I don't want to discourage you from making coconut cake for, say, Easter -- but if you decide to, make sure to schedule plenty of time. I'd probably prep the coconut first. Cooking Light's directions do a great job of explaining how to drain and crack it (but, unfortunately, they aren't online yet, so I suggest these):

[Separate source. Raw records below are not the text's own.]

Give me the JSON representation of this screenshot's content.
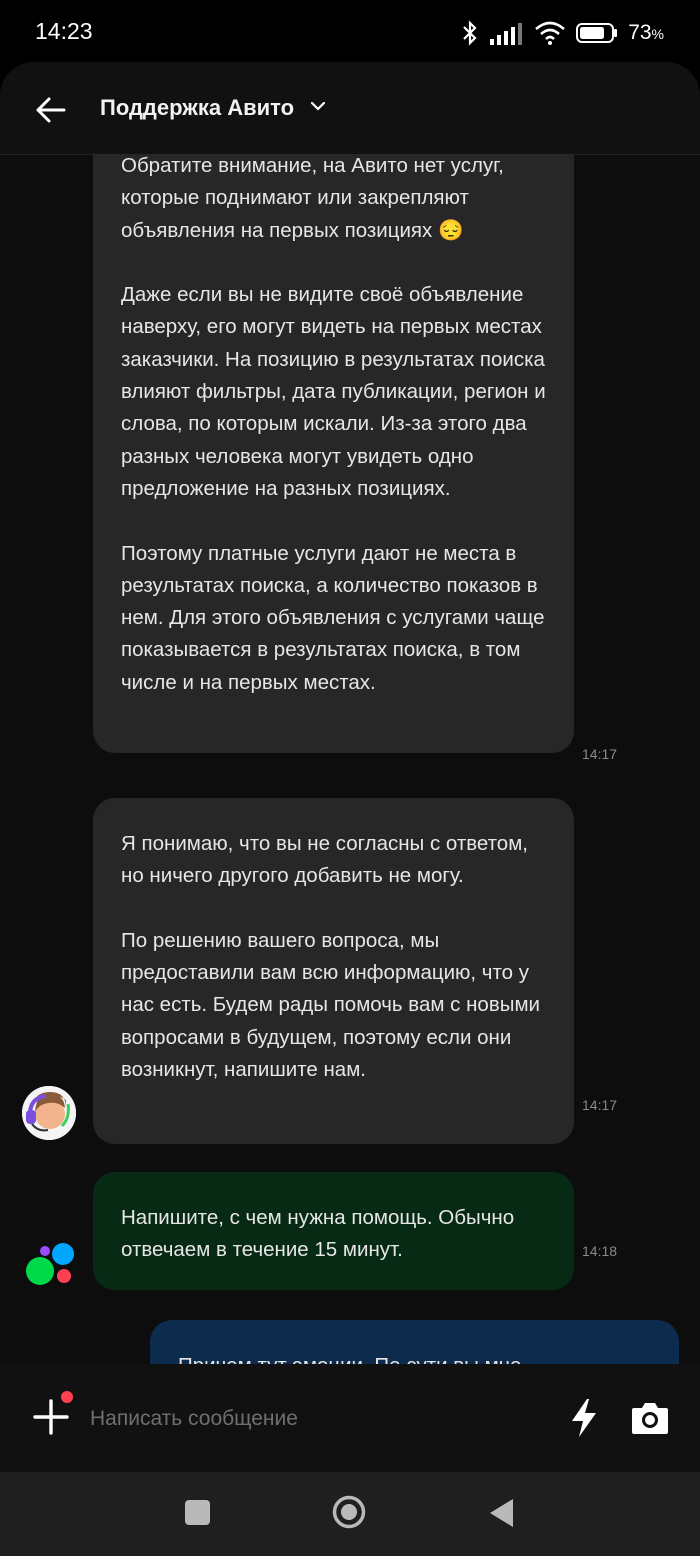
{
  "status_bar": {
    "time": "14:23",
    "battery": "73",
    "battery_unit": "%"
  },
  "header": {
    "title": "Поддержка Авито"
  },
  "messages": [
    {
      "paragraphs": [
        "Обратите внимание, на Авито нет услуг, которые поднимают или закрепляют объявления на первых позициях 😔",
        "Даже если вы не видите своё объявление наверху, его могут видеть на первых местах заказчики. На позицию в результатах поиска влияют фильтры, дата публикации, регион и слова, по которым искали. Из-за этого два разных человека могут увидеть одно предложение на разных позициях.",
        "Поэтому платные услуги дают не места в результатах поиска, а количество показов в нем. Для этого объявления с услугами чаще показывается в результатах поиска, в том числе и на первых местах."
      ],
      "time": "14:17"
    },
    {
      "paragraphs": [
        "Я понимаю, что вы не согласны с ответом, но ничего другого добавить не могу.",
        "По решению вашего вопроса, мы предоставили вам всю информацию, что у нас есть. Будем рады помочь вам с новыми вопросами в будущем, поэтому если они возникнут, напишите нам."
      ],
      "time": "14:17"
    },
    {
      "paragraphs": [
        "Напишите, с чем нужна помощь. Обычно отвечаем в течение 15 минут."
      ],
      "time": "14:18"
    },
    {
      "paragraphs": [
        "Причем тут эмоции. По сути вы мне"
      ]
    }
  ],
  "input": {
    "placeholder": "Написать сообщение"
  },
  "icons": {
    "back": "arrow-left-icon",
    "dropdown": "chevron-down-icon",
    "attach": "plus-icon",
    "quick_reply": "lightning-icon",
    "camera": "camera-icon"
  },
  "colors": {
    "support_bubble": "#272727",
    "bot_bubble": "#072a14",
    "user_bubble": "#0d2b4c",
    "notification_dot": "#ff4053"
  }
}
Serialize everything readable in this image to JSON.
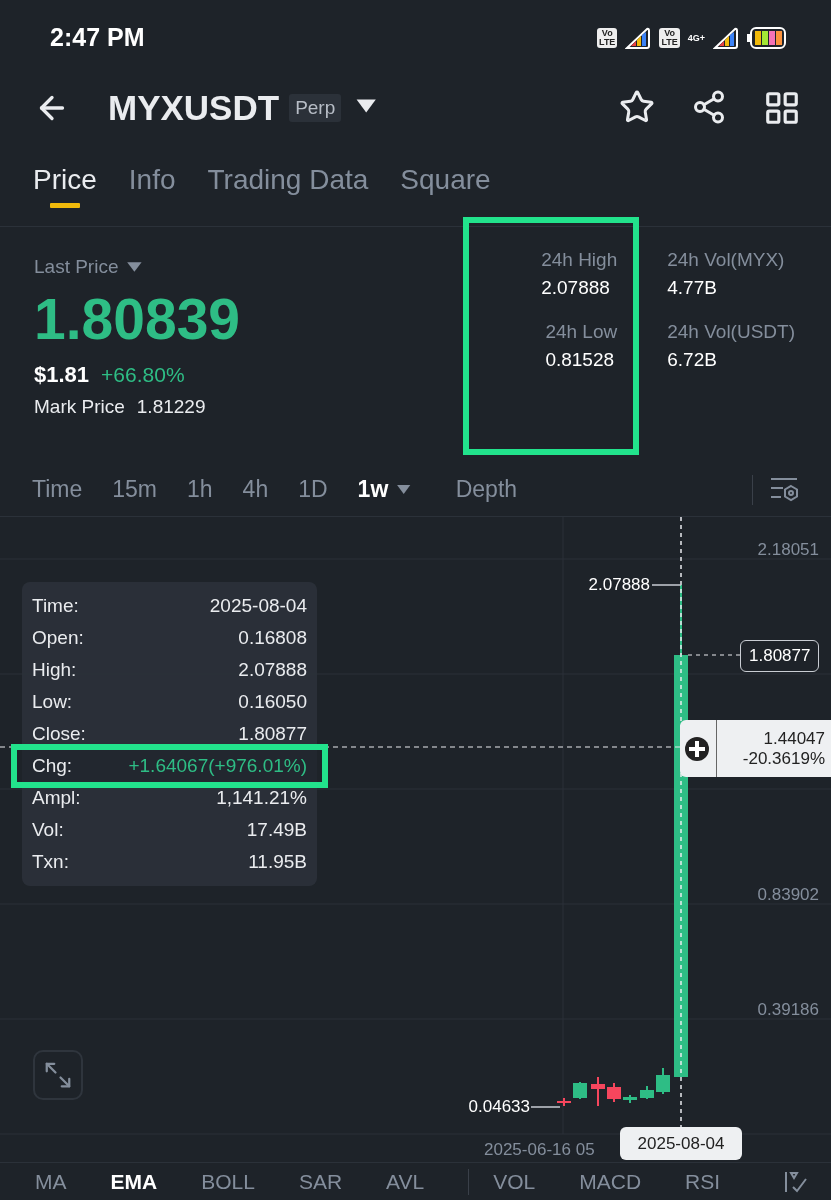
{
  "status_bar": {
    "time": "2:47 PM",
    "sims": [
      {
        "badge_top": "Vo",
        "badge_bottom": "LTE"
      },
      {
        "badge_top": "Vo",
        "badge_bottom": "LTE",
        "network": "4G+"
      }
    ]
  },
  "header": {
    "symbol": "MYXUSDT",
    "contract": "Perp"
  },
  "tabs": [
    {
      "label": "Price",
      "selected": true
    },
    {
      "label": "Info",
      "selected": false
    },
    {
      "label": "Trading Data",
      "selected": false
    },
    {
      "label": "Square",
      "selected": false
    }
  ],
  "price": {
    "last_price_label": "Last Price",
    "last_price": "1.80839",
    "usd": "$1.81",
    "change": "+66.80%",
    "mark_label": "Mark Price",
    "mark_value": "1.81229"
  },
  "stats_columns": [
    {
      "highlighted": true,
      "items": [
        {
          "label": "24h High",
          "value": "2.07888"
        },
        {
          "label": "24h Low",
          "value": "0.81528"
        }
      ]
    },
    {
      "highlighted": false,
      "items": [
        {
          "label": "24h Vol(MYX)",
          "value": "4.77B"
        },
        {
          "label": "24h Vol(USDT)",
          "value": "6.72B"
        }
      ]
    }
  ],
  "intervals": [
    {
      "label": "Time",
      "selected": false
    },
    {
      "label": "15m",
      "selected": false
    },
    {
      "label": "1h",
      "selected": false
    },
    {
      "label": "4h",
      "selected": false
    },
    {
      "label": "1D",
      "selected": false
    },
    {
      "label": "1w",
      "selected": true,
      "dropdown": true
    },
    {
      "label": "Depth",
      "selected": false
    }
  ],
  "chart": {
    "y_labels": [
      "2.18051",
      "0.83902",
      "0.39186"
    ],
    "high_label": "2.07888",
    "low_label": "0.04633",
    "close_label": "1.80877",
    "crosshair": {
      "price": "1.44047",
      "change": "-20.3619%",
      "date": "2025-08-04"
    },
    "x_label": "2025-06-16 05",
    "tooltip": [
      {
        "label": "Time:",
        "value": "2025-08-04",
        "kind": "plain",
        "highlighted": false
      },
      {
        "label": "Open:",
        "value": "0.16808",
        "kind": "plain",
        "highlighted": false
      },
      {
        "label": "High:",
        "value": "2.07888",
        "kind": "plain",
        "highlighted": false
      },
      {
        "label": "Low:",
        "value": "0.16050",
        "kind": "plain",
        "highlighted": false
      },
      {
        "label": "Close:",
        "value": "1.80877",
        "kind": "plain",
        "highlighted": false
      },
      {
        "label": "Chg:",
        "value": "+1.64067(+976.01%)",
        "kind": "up",
        "highlighted": true
      },
      {
        "label": "Ampl:",
        "value": "1,141.21%",
        "kind": "plain",
        "highlighted": false
      },
      {
        "label": "Vol:",
        "value": "17.49B",
        "kind": "plain",
        "highlighted": false
      },
      {
        "label": "Txn:",
        "value": "11.95B",
        "kind": "plain",
        "highlighted": false
      }
    ]
  },
  "indicators": {
    "main": [
      {
        "label": "MA",
        "selected": false
      },
      {
        "label": "EMA",
        "selected": true
      },
      {
        "label": "BOLL",
        "selected": false
      },
      {
        "label": "SAR",
        "selected": false
      },
      {
        "label": "AVL",
        "selected": false
      }
    ],
    "sub": [
      {
        "label": "VOL",
        "selected": false
      },
      {
        "label": "MACD",
        "selected": false
      },
      {
        "label": "RSI",
        "selected": false
      }
    ]
  }
}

- Draining: After heating the coconut, take it, along with a hammer and a clean nail, outside so as not to ruin your in-laws' brand-new granite counter tops. Then find the eyes of the coconut (it has three indentations in a clover-leaf shape). Balance the coconut on a hard surface, and gently hammer the nail into each of the three eyes. You'll need to wiggle the nail around a bit in each hole so there's enough air circulation for drainage. Once the holes are a quarter-inch wide, let the coconut water drip into a measuring cup. When the water stops flowing, shake the coconut and listen for more. If you hear splashing, you might need to widen the holes. When the coconut is dry, pour the water through a sieve to remove any bits of shell or coconut hair.

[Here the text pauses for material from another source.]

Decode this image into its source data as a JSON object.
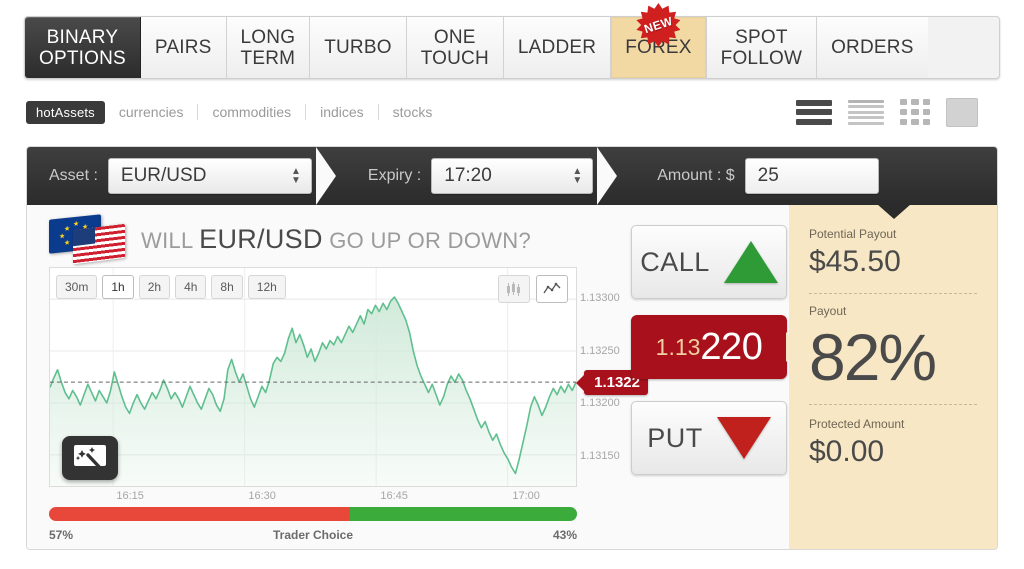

- Cracking: Wrap a clean dish towel around the coconut, then bludgeon it with a hammer. You'll hear a dull crack when the shell breaks. You may need to pry it open with the hammer's claw. Rinse off the coconut when you get inside.
- Shucking: With a sharp knife, score the coconut meat every couple of inches. Then, insert a fork between the shell and the light-brown papery stuff on the meat and pry off the meat piece by piece.

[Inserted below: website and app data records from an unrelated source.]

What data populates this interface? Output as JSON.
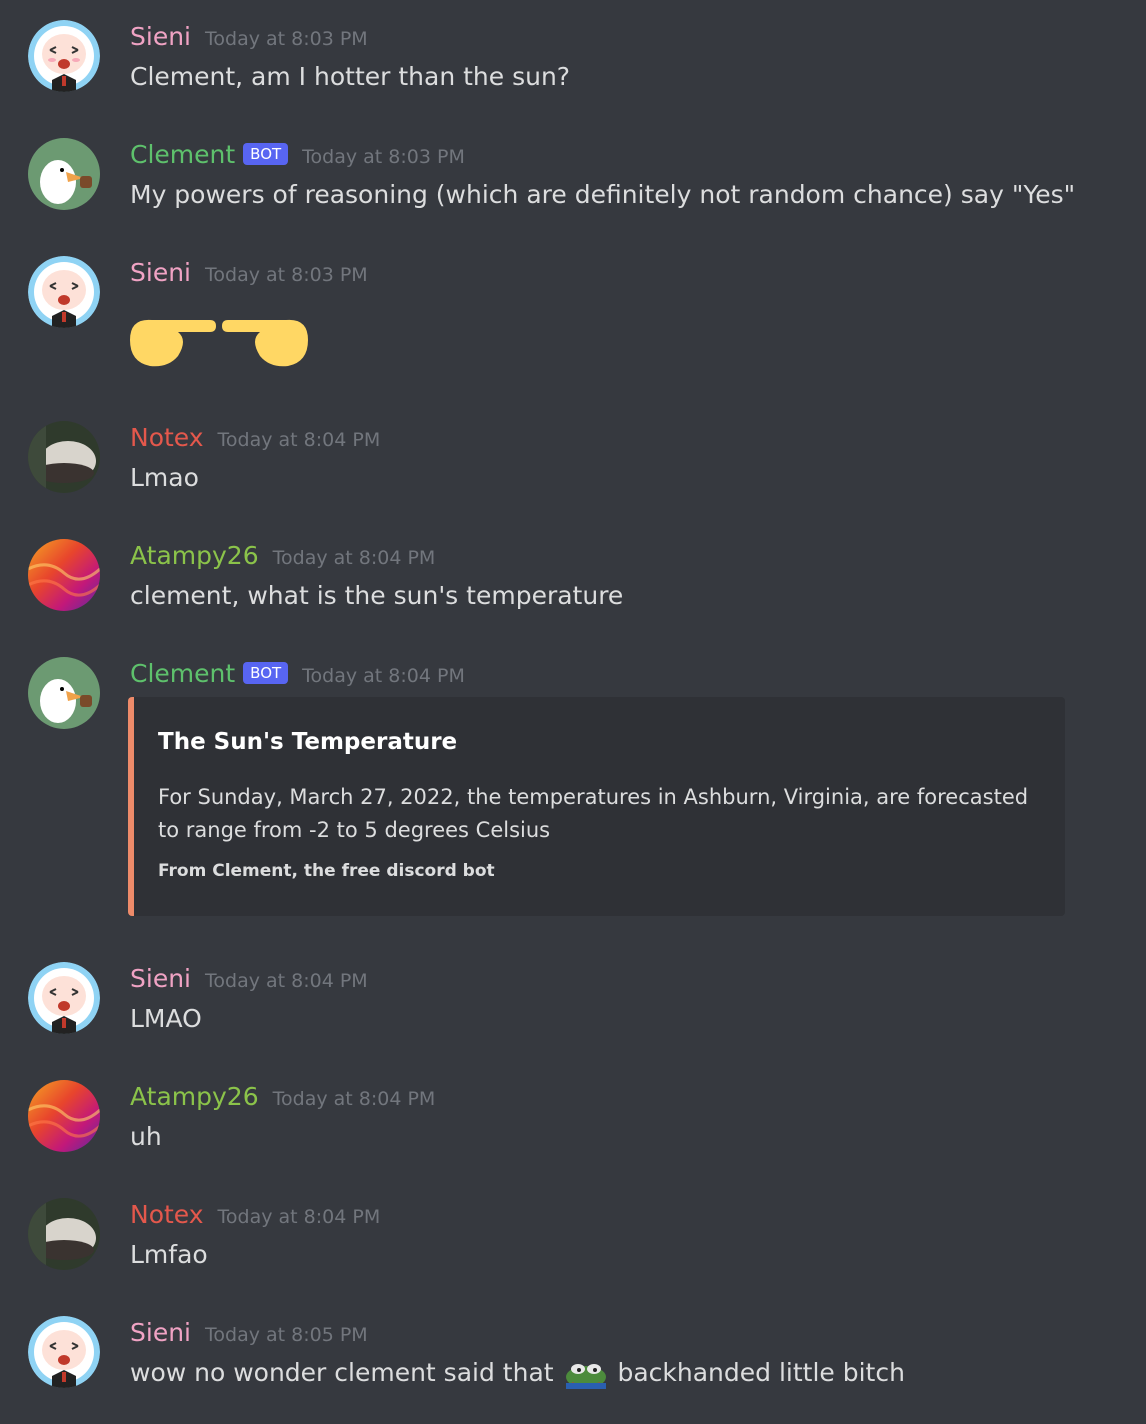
{
  "colors": {
    "background": "#36393f",
    "sieni": "#f0a3c4",
    "clement": "#5ec16c",
    "notex": "#e4584c",
    "atampy": "#8bc34a",
    "bot_tag": "#5865f2",
    "embed_accent": "#ee8b6a",
    "timestamp": "#72767d"
  },
  "bot_tag_label": "BOT",
  "messages": [
    {
      "author": "Sieni",
      "timestamp": "Today at 8:03 PM",
      "text": "Clement, am I hotter than the sun?"
    },
    {
      "author": "Clement",
      "timestamp": "Today at 8:03 PM",
      "text": "My powers of reasoning (which are definitely not random chance) say \"Yes\""
    },
    {
      "author": "Sieni",
      "timestamp": "Today at 8:03 PM",
      "emoji": "pointing-fingers-together"
    },
    {
      "author": "Notex",
      "timestamp": "Today at 8:04 PM",
      "text": "Lmao"
    },
    {
      "author": "Atampy26",
      "timestamp": "Today at 8:04 PM",
      "text": "clement, what is the sun's temperature"
    },
    {
      "author": "Clement",
      "timestamp": "Today at 8:04 PM",
      "embed": {
        "title": "The Sun's Temperature",
        "description": "For Sunday, March 27, 2022, the temperatures in Ashburn, Virginia, are forecasted to range from -2 to 5 degrees Celsius",
        "footer": "From Clement, the free discord bot"
      }
    },
    {
      "author": "Sieni",
      "timestamp": "Today at 8:04 PM",
      "text": "LMAO"
    },
    {
      "author": "Atampy26",
      "timestamp": "Today at 8:04 PM",
      "text": "uh"
    },
    {
      "author": "Notex",
      "timestamp": "Today at 8:04 PM",
      "text": "Lmfao"
    },
    {
      "author": "Sieni",
      "timestamp": "Today at 8:05 PM",
      "text_before": "wow no wonder clement said that",
      "inline_emoji": "pepe-frog",
      "text_after": "backhanded little bitch"
    }
  ]
}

- Shaving: If you want smaller shreds, use a veggie peeler to trim off the light-brown papery stuff, then use a hand-crank grater. If you'd rather have wide curls, use a veggie peeler -- no need to remove the brown stuff.
- Toasting: Sprinkle coconut shavings onto a rimmed baking sheet. Toast in a preheated, 350-degree oven for 5 to 10 minutes, stirring occasionally for even browning.
The trouble is worth it (especially if you use the tips above). Enjoy!
What are your go-to spring recipes?